|blow the competition away||to outdo all the other competitors||She was a far better swimmer than anyone else there – she blew the competition away.|
|out of someone’s league
||to be much better than someone else||I don’t understand how Tom and Lily got together. She’s way out of his league!|
|skate on thin ice
||to be in a precarious position||The boss is in a bad mood today. If you keep cracking jokes around him instead of doing your work, you’re skating on thin ice.|
||short break or pause||Will you two please stop fighting for a minute? Take a time-out!|
|Not all that glitters is gold.||not everything that looks good is actually good||
—Christian seems to get along so well with his family. I’ve never seen them arguing.
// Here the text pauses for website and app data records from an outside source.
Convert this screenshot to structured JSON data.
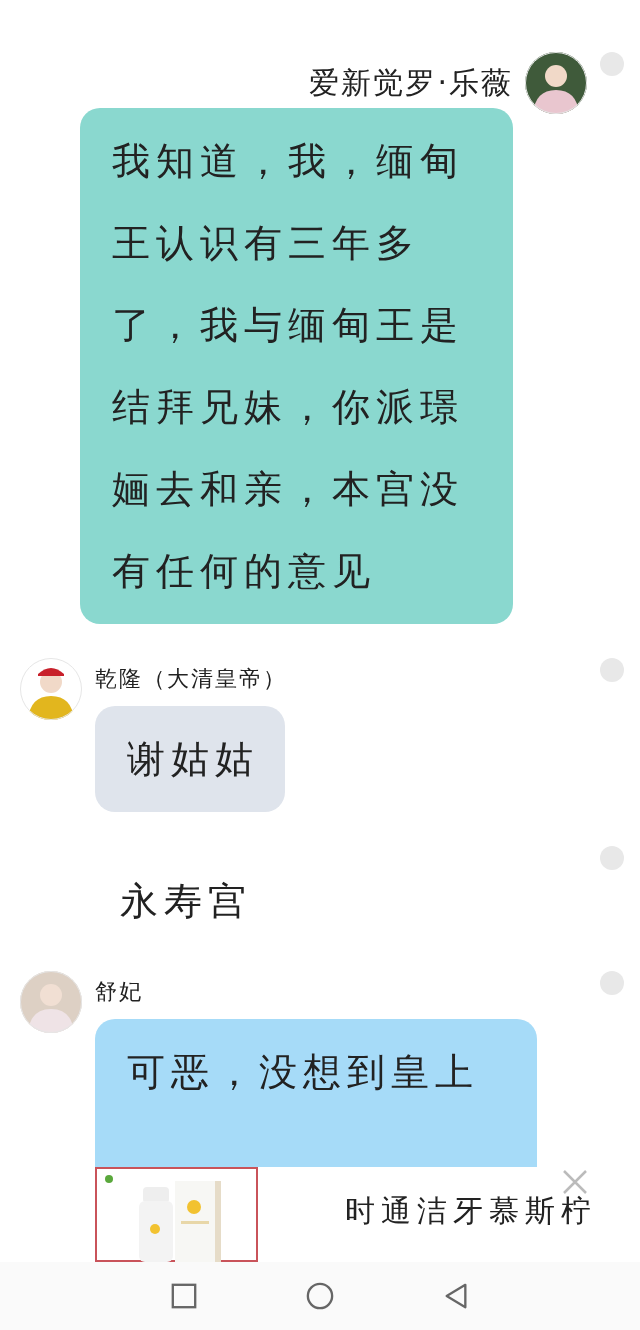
{
  "messages": [
    {
      "kind": "message",
      "outgoing": true,
      "sender": "爱新觉罗·乐薇",
      "text": "我知道，我，缅甸王认识有三年多了，我与缅甸王是结拜兄妹，你派璟婳去和亲，本宫没有任何的意见",
      "color": "#8ad8cf",
      "selected": false
    },
    {
      "kind": "message",
      "outgoing": false,
      "sender": "乾隆（大清皇帝）",
      "text": "谢姑姑",
      "color": "#dfe4ec",
      "selected": false
    },
    {
      "kind": "notice",
      "text": "永寿宫",
      "selected": false
    },
    {
      "kind": "message",
      "outgoing": false,
      "sender": "舒妃",
      "text": "可恶，没想到皇上",
      "color": "#a6dbf8",
      "selected": false
    }
  ],
  "ad": {
    "title": "时通洁牙慕斯柠"
  }
}
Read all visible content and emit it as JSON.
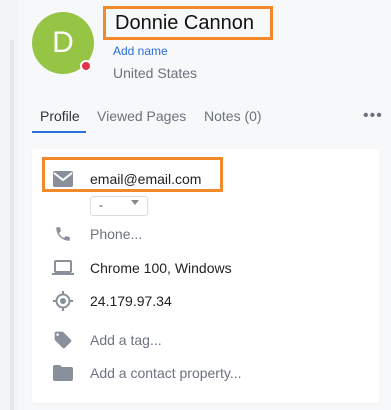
{
  "contact": {
    "initial": "D",
    "name": "Donnie Cannon",
    "add_name_link": "Add name",
    "location": "United States"
  },
  "tabs": [
    {
      "label": "Profile",
      "active": true
    },
    {
      "label": "Viewed Pages",
      "active": false
    },
    {
      "label": "Notes (0)",
      "active": false
    }
  ],
  "details": {
    "email": "email@email.com",
    "email_type": "-",
    "phone_placeholder": "Phone...",
    "browser": "Chrome 100, Windows",
    "ip": "24.179.97.34",
    "tag_placeholder": "Add a tag...",
    "property_placeholder": "Add a contact property..."
  },
  "colors": {
    "accent": "#2a6fdb",
    "highlight": "#f28a2b",
    "avatar_bg": "#96c444",
    "status_offline": "#e2334a"
  },
  "icons": [
    "email-icon",
    "phone-icon",
    "laptop-icon",
    "location-target-icon",
    "tag-icon",
    "folder-icon",
    "more-icon"
  ]
}
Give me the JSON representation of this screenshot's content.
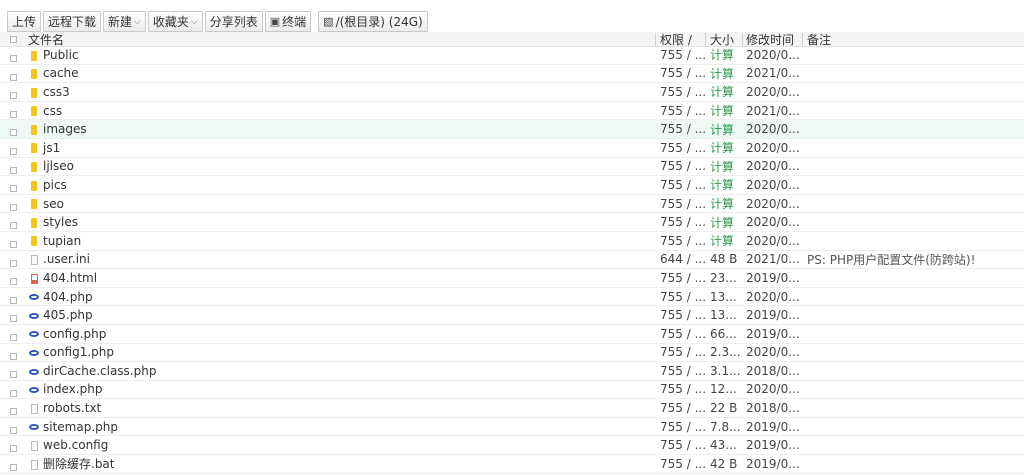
{
  "toolbar": {
    "upload": "上传",
    "remote_download": "远程下载",
    "new": "新建",
    "favorites": "收藏夹",
    "share_list": "分享列表",
    "terminal": "终端",
    "path": "/(根目录) (24G)"
  },
  "header": {
    "name": "文件名",
    "permission": "权限 /",
    "size": "大小",
    "modified": "修改时间",
    "note": "备注"
  },
  "rows": [
    {
      "name": "Public",
      "type": "folder",
      "perm": "755 / ...",
      "size": "计算",
      "time": "2020/0...",
      "note": ""
    },
    {
      "name": "cache",
      "type": "folder",
      "perm": "755 / ...",
      "size": "计算",
      "time": "2021/0...",
      "note": ""
    },
    {
      "name": "css3",
      "type": "folder",
      "perm": "755 / ...",
      "size": "计算",
      "time": "2020/0...",
      "note": ""
    },
    {
      "name": "css",
      "type": "folder",
      "perm": "755 / ...",
      "size": "计算",
      "time": "2021/0...",
      "note": ""
    },
    {
      "name": "images",
      "type": "folder",
      "perm": "755 / ...",
      "size": "计算",
      "time": "2020/0...",
      "note": ""
    },
    {
      "name": "js1",
      "type": "folder",
      "perm": "755 / ...",
      "size": "计算",
      "time": "2020/0...",
      "note": ""
    },
    {
      "name": "ljlseo",
      "type": "folder",
      "perm": "755 / ...",
      "size": "计算",
      "time": "2020/0...",
      "note": ""
    },
    {
      "name": "pics",
      "type": "folder",
      "perm": "755 / ...",
      "size": "计算",
      "time": "2020/0...",
      "note": ""
    },
    {
      "name": "seo",
      "type": "folder",
      "perm": "755 / ...",
      "size": "计算",
      "time": "2020/0...",
      "note": ""
    },
    {
      "name": "styles",
      "type": "folder",
      "perm": "755 / ...",
      "size": "计算",
      "time": "2020/0...",
      "note": ""
    },
    {
      "name": "tupian",
      "type": "folder",
      "perm": "755 / ...",
      "size": "计算",
      "time": "2020/0...",
      "note": ""
    },
    {
      "name": ".user.ini",
      "type": "doc",
      "perm": "644 / ...",
      "size": "48 B",
      "time": "2021/0...",
      "note": "PS: PHP用户配置文件(防跨站)!"
    },
    {
      "name": "404.html",
      "type": "html",
      "perm": "755 / ...",
      "size": "23...",
      "time": "2019/0...",
      "note": ""
    },
    {
      "name": "404.php",
      "type": "php",
      "perm": "755 / ...",
      "size": "13...",
      "time": "2020/0...",
      "note": ""
    },
    {
      "name": "405.php",
      "type": "php",
      "perm": "755 / ...",
      "size": "13...",
      "time": "2019/0...",
      "note": ""
    },
    {
      "name": "config.php",
      "type": "php",
      "perm": "755 / ...",
      "size": "66...",
      "time": "2019/0...",
      "note": ""
    },
    {
      "name": "config1.php",
      "type": "php",
      "perm": "755 / ...",
      "size": "2.3...",
      "time": "2020/0...",
      "note": ""
    },
    {
      "name": "dirCache.class.php",
      "type": "php",
      "perm": "755 / ...",
      "size": "3.1...",
      "time": "2018/0...",
      "note": ""
    },
    {
      "name": "index.php",
      "type": "php",
      "perm": "755 / ...",
      "size": "12...",
      "time": "2020/0...",
      "note": ""
    },
    {
      "name": "robots.txt",
      "type": "doc",
      "perm": "755 / ...",
      "size": "22 B",
      "time": "2018/0...",
      "note": ""
    },
    {
      "name": "sitemap.php",
      "type": "php",
      "perm": "755 / ...",
      "size": "7.8...",
      "time": "2019/0...",
      "note": ""
    },
    {
      "name": "web.config",
      "type": "doc",
      "perm": "755 / ...",
      "size": "43...",
      "time": "2019/0...",
      "note": ""
    },
    {
      "name": "删除缓存.bat",
      "type": "doc",
      "perm": "755 / ...",
      "size": "42 B",
      "time": "2019/0...",
      "note": ""
    }
  ],
  "highlighted_row": "images",
  "colors": {
    "folder": "#f5c518",
    "calc": "#2c9a4e",
    "php": "#2e55b8",
    "highlight": "#eef8f4"
  }
}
|worth one’s/its weight in gold
||very valuable/useful||True friends are worth their weight in gold.|
|Silence is golden.
||sometimes it’s better to be quiet than to talk||
—Can I borrow your books? I promise I’ll give them back soon. The weather’s so lovely today. Shall we go to the lake? But perhaps it’s already too late for that. Look! I bought this today. Do you like it? You’re not saying anything!
|every cloud has a silver lining
||everything that’s bad also has a good side to it||If I I hadn’t lost my job, I wouldn’t have met my boyfriend – we met at the employment agency! I guess every cloud has a silver lining.|
|on a silver platter
||to get something without having to put out any effort||She never had to work. She got everything handed to her on a silver platter.|
||to be an eloquent, convincing speaker||He only had to describe his business concept and the sponsors immediately agreed to finance it. He’s truly a silver-tongued devil!|
|born with a silver spoon in one’s mouth
||to be the child of rich parents||He’s used to luxury. He was born with a silver spoon in his mouth.|